- Does the patient and his or her family receive a copy of the plan, and do the caregivers update it as changes occur?
- Does the provider take time to educate family members on the care being administered?
- Compassion Quotient: This goes beyond the agency’s credentials and reputation. Do the agency directors, managers and caregivers understand your unique situation? Home health is more than just a checklist of tasks, and the human element, which includes compassion, is essential. You have to know, with certainty, that everyone in the agency you are working with, understand your specific situation and are working to provide the best possible care on that level. When the agency and it’s staff are compassionate, you’ll see that it’s staff members relate to you as a person, not just as a client. You’ll find that they’re open and willing to take time to talk with you.
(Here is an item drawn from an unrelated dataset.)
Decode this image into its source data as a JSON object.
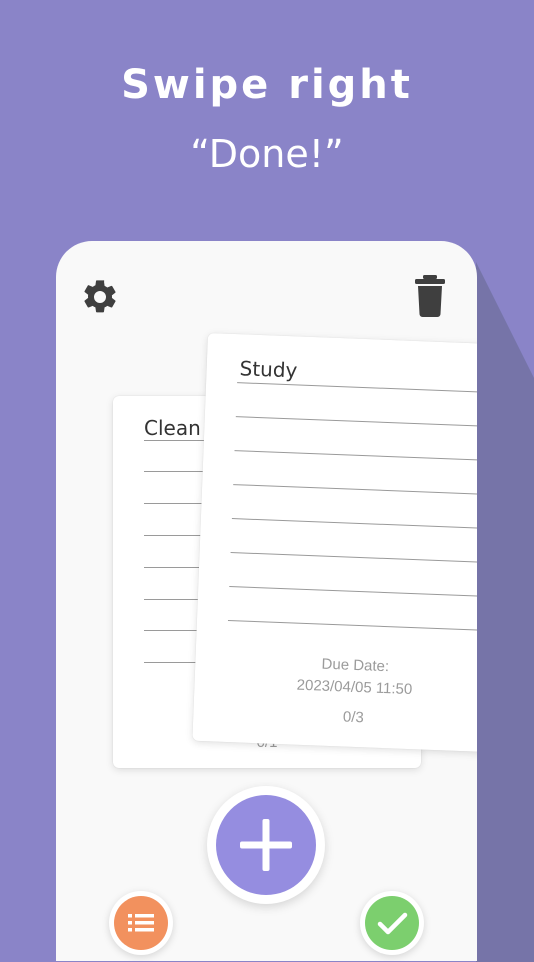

And you’ll feel that whatever level of care you need, you will always be treated with dignity and in a way that makes you feel valued. Some additional things to consider:
- Does this provider include the patient and his/her family members in developing the plan of care? Are they involved in making?
- What is the agency’s process for care on holidays? Is there coverage for those days?
- Does this provider assign supervisors to oversee the quality of care patients are receiving in their homes? If so, how often do these individuals make visits?
- Who can the patient and his or her family members call with questions or complaints?
- How does the agency follow up on and resolve problems?
- What is the procedure if a staff person doesn’t show up?
Despite being a provider of caregiver services, we provided this information to help you make the best choice for both you and those you are providing care for. We don’t take the care of your loved ones for granted, and neither should you.
If you have a loved one who may be in need of in-home care at some level, we would be happy to speak with you about it. There is never any obligation, and we will never try to pressure you into anything that is not 100% in your best interest as well as the best interest of your situation. What we do promise, however, is to have an open and honest conversation with you, to help you assess your needs, your present situation, and provide some possible options for you to consider.
You can call us at (678) 494-8129, email us at info@SilverCompanionsGA.com, or use our simple contact form by Clicking Here.